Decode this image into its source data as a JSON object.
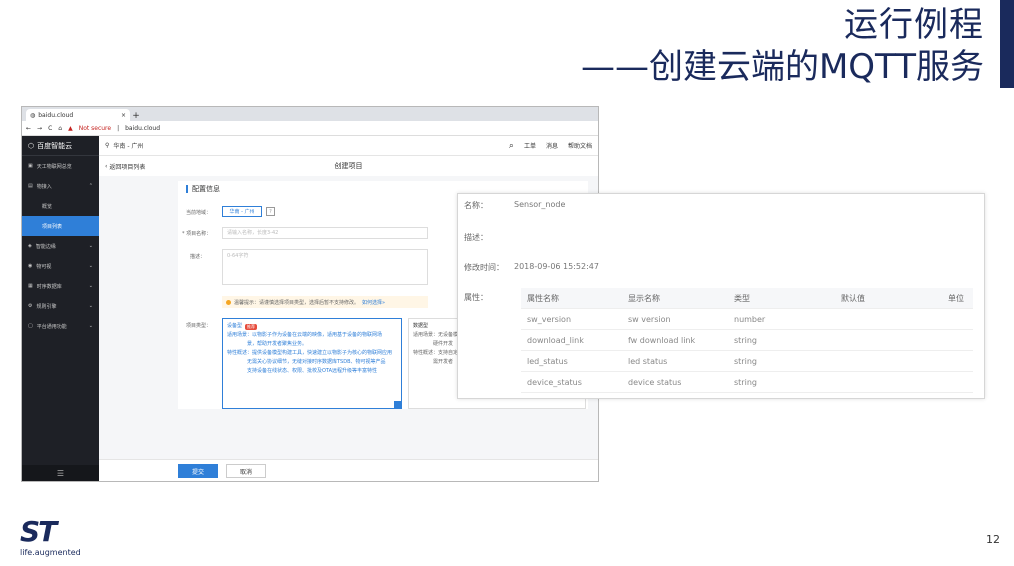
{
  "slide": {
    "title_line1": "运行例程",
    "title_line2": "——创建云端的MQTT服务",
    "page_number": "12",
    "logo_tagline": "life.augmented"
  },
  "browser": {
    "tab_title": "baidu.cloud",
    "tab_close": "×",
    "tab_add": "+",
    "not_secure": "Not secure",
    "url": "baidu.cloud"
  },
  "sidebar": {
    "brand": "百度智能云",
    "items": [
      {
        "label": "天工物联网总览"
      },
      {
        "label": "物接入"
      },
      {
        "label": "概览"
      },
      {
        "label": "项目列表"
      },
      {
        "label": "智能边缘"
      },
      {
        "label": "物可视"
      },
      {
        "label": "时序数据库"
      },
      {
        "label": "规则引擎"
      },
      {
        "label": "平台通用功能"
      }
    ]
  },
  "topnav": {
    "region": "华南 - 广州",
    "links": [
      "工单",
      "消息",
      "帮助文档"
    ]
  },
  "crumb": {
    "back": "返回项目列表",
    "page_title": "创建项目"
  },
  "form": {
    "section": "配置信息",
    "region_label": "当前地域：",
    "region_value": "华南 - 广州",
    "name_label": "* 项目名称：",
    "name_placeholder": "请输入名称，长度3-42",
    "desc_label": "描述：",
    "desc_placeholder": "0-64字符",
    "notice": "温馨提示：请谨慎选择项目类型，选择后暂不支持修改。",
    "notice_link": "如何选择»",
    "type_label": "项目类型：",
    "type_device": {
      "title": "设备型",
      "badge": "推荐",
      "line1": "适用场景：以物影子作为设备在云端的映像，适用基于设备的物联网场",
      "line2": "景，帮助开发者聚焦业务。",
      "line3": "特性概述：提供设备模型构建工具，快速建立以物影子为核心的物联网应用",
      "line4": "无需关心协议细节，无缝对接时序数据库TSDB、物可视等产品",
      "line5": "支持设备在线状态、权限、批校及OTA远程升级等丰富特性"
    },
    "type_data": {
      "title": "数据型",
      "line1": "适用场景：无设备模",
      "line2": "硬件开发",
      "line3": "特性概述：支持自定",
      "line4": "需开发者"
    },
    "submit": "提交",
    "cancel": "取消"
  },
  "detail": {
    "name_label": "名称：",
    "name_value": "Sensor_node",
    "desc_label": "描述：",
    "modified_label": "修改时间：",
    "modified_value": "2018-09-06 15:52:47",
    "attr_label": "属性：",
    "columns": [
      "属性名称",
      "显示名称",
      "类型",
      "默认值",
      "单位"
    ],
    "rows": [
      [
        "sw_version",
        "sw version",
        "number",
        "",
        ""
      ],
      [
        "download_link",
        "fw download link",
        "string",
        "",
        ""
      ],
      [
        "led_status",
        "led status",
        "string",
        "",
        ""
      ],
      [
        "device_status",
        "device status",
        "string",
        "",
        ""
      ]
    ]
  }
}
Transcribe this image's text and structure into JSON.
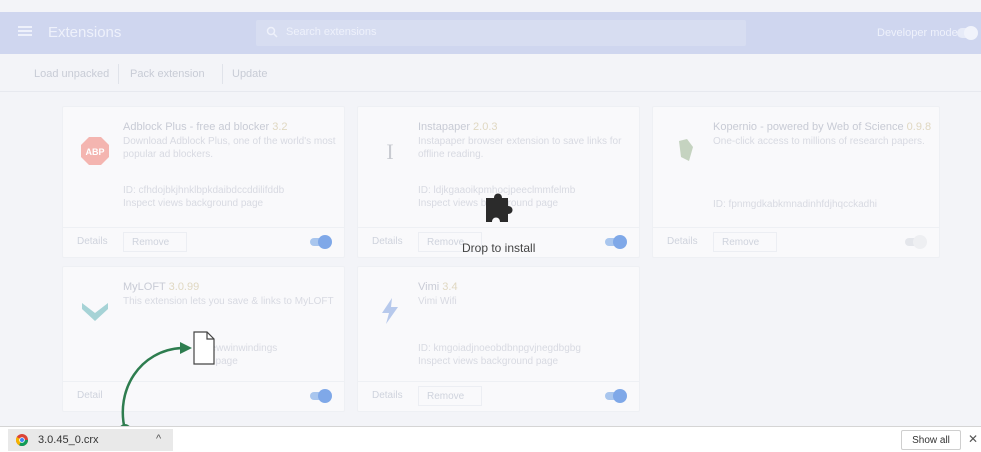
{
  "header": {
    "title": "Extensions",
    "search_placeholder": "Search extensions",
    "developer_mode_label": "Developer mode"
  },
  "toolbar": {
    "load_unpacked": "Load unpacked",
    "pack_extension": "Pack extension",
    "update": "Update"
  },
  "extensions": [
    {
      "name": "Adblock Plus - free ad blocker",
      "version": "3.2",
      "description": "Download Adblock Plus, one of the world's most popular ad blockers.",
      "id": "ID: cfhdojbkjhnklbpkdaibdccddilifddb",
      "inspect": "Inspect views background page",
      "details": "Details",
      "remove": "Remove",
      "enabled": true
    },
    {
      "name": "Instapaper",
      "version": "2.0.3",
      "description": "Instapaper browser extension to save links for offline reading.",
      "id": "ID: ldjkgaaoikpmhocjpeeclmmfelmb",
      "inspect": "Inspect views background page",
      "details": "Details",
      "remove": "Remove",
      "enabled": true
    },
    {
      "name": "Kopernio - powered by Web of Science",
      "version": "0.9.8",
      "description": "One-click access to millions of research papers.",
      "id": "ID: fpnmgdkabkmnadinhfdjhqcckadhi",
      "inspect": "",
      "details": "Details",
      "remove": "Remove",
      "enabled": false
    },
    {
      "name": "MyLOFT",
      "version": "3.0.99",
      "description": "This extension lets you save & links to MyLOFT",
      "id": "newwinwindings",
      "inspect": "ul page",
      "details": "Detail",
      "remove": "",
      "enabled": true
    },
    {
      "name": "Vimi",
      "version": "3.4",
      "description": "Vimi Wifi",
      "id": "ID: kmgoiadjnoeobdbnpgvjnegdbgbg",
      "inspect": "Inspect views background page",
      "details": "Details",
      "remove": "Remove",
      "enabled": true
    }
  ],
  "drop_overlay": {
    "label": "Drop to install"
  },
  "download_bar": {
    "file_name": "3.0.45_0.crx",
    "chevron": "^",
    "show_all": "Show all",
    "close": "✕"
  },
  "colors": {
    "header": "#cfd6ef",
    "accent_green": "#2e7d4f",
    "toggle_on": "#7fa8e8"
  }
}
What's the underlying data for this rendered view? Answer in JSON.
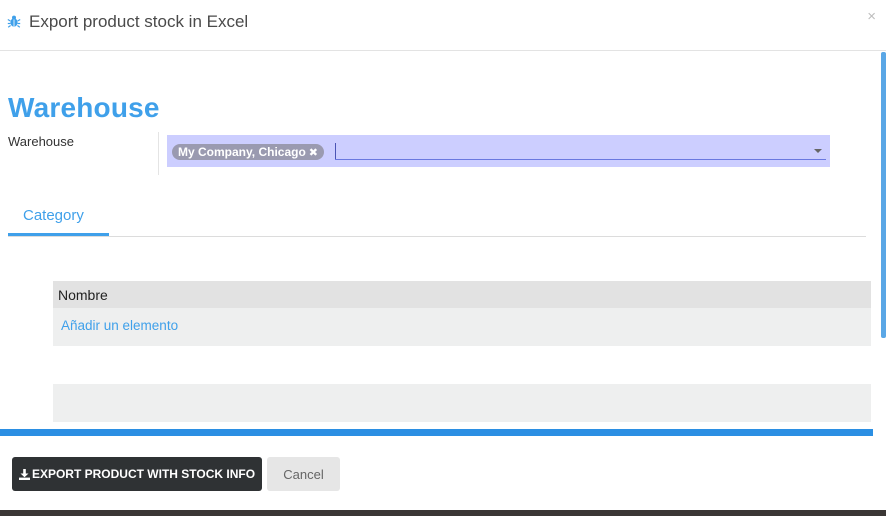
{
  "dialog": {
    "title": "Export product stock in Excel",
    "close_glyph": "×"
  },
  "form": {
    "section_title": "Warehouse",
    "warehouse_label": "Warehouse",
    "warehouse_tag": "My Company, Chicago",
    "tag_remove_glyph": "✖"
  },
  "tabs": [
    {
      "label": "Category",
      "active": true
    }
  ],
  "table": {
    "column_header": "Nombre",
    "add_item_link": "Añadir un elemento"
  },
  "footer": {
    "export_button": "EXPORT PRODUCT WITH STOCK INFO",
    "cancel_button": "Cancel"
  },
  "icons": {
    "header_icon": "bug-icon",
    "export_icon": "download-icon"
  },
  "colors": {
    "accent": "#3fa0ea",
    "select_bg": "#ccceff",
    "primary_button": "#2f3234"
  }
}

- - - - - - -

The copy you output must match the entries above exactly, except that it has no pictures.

## Exercise output
Decode this image into its source data as a JSON object.
{
  "slide": {
    "title_line1": "运行例程",
    "title_line2": "——创建云端的MQTT服务",
    "page_number": "12",
    "logo_tagline": "life.augmented"
  },
  "browser": {
    "tab_title": "baidu.cloud",
    "tab_close": "×",
    "tab_add": "+",
    "not_secure": "Not secure",
    "url": "baidu.cloud"
  },
  "sidebar": {
    "brand": "百度智能云",
    "items": [
      {
        "label": "天工物联网总览"
      },
      {
        "label": "物接入"
      },
      {
        "label": "概览"
      },
      {
        "label": "项目列表"
      },
      {
        "label": "智能边缘"
      },
      {
        "label": "物可视"
      },
      {
        "label": "时序数据库"
      },
      {
        "label": "规则引擎"
      },
      {
        "label": "平台通用功能"
      }
    ]
  },
  "topnav": {
    "region": "华南 - 广州",
    "links": [
      "工单",
      "消息",
      "帮助文档"
    ]
  },
  "crumb": {
    "back": "返回项目列表",
    "page_title": "创建项目"
  },
  "form": {
    "section": "配置信息",
    "region_label": "当前地域：",
    "region_value": "华南 - 广州",
    "name_label": "* 项目名称：",
    "name_placeholder": "请输入名称，长度3-42",
    "desc_label": "描述：",
    "desc_placeholder": "0-64字符",
    "notice": "温馨提示：请谨慎选择项目类型，选择后暂不支持修改。",
    "notice_link": "如何选择»",
    "type_label": "项目类型：",
    "type_device": {
      "title": "设备型",
      "badge": "推荐",
      "line1": "适用场景：以物影子作为设备在云端的映像，适用基于设备的物联网场",
      "line2": "景，帮助开发者聚焦业务。",
      "line3": "特性概述：提供设备模型构建工具，快速建立以物影子为核心的物联网应用",
      "line4": "无需关心协议细节，无缝对接时序数据库TSDB、物可视等产品",
      "line5": "支持设备在线状态、权限、批校及OTA远程升级等丰富特性"
    },
    "type_data": {
      "title": "数据型",
      "line1": "适用场景：无设备模",
      "line2": "硬件开发",
      "line3": "特性概述：支持自定",
      "line4": "需开发者"
    },
    "submit": "提交",
    "cancel": "取消"
  },
  "detail": {
    "name_label": "名称：",
    "name_value": "Sensor_node",
    "desc_label": "描述：",
    "modified_label": "修改时间：",
    "modified_value": "2018-09-06 15:52:47",
    "attr_label": "属性：",
    "columns": [
      "属性名称",
      "显示名称",
      "类型",
      "默认值",
      "单位"
    ],
    "rows": [
      [
        "sw_version",
        "sw version",
        "number",
        "",
        ""
      ],
      [
        "download_link",
        "fw download link",
        "string",
        "",
        ""
      ],
      [
        "led_status",
        "led status",
        "string",
        "",
        ""
      ],
      [
        "device_status",
        "device status",
        "string",
        "",
        ""
      ]
    ]
  }
}
Transcribe this image's text and structure into JSON.
{
  "header": {
    "title": "Extensions",
    "search_placeholder": "Search extensions",
    "developer_mode_label": "Developer mode"
  },
  "toolbar": {
    "load_unpacked": "Load unpacked",
    "pack_extension": "Pack extension",
    "update": "Update"
  },
  "extensions": [
    {
      "name": "Adblock Plus - free ad blocker",
      "version": "3.2",
      "description": "Download Adblock Plus, one of the world's most popular ad blockers.",
      "id": "ID: cfhdojbkjhnklbpkdaibdccddilifddb",
      "inspect": "Inspect views background page",
      "details": "Details",
      "remove": "Remove",
      "enabled": true
    },
    {
      "name": "Instapaper",
      "version": "2.0.3",
      "description": "Instapaper browser extension to save links for offline reading.",
      "id": "ID: ldjkgaaoikpmhocjpeeclmmfelmb",
      "inspect": "Inspect views background page",
      "details": "Details",
      "remove": "Remove",
      "enabled": true
    },
    {
      "name": "Kopernio - powered by Web of Science",
      "version": "0.9.8",
      "description": "One-click access to millions of research papers.",
      "id": "ID: fpnmgdkabkmnadinhfdjhqcckadhi",
      "inspect": "",
      "details": "Details",
      "remove": "Remove",
      "enabled": false
    },
    {
      "name": "MyLOFT",
      "version": "3.0.99",
      "description": "This extension lets you save & links to MyLOFT",
      "id": "newwinwindings",
      "inspect": "ul page",
      "details": "Detail",
      "remove": "",
      "enabled": true
    },
    {
      "name": "Vimi",
      "version": "3.4",
      "description": "Vimi Wifi",
      "id": "ID: kmgoiadjnoeobdbnpgvjnegdbgbg",
      "inspect": "Inspect views background page",
      "details": "Details",
      "remove": "Remove",
      "enabled": true
    }
  ],
  "drop_overlay": {
    "label": "Drop to install"
  },
  "download_bar": {
    "file_name": "3.0.45_0.crx",
    "chevron": "^",
    "show_all": "Show all",
    "close": "✕"
  },
  "colors": {
    "header": "#cfd6ef",
    "accent_green": "#2e7d4f",
    "toggle_on": "#7fa8e8"
  }
}
What's the underlying data for this rendered view? Answer in JSON.
{
  "dialog": {
    "title": "Export product stock in Excel",
    "close_glyph": "×"
  },
  "form": {
    "section_title": "Warehouse",
    "warehouse_label": "Warehouse",
    "warehouse_tag": "My Company, Chicago",
    "tag_remove_glyph": "✖"
  },
  "tabs": [
    {
      "label": "Category",
      "active": true
    }
  ],
  "table": {
    "column_header": "Nombre",
    "add_item_link": "Añadir un elemento"
  },
  "footer": {
    "export_button": "EXPORT PRODUCT WITH STOCK INFO",
    "cancel_button": "Cancel"
  },
  "icons": {
    "header_icon": "bug-icon",
    "export_icon": "download-icon"
  },
  "colors": {
    "accent": "#3fa0ea",
    "select_bg": "#ccceff",
    "primary_button": "#2f3234"
  }
}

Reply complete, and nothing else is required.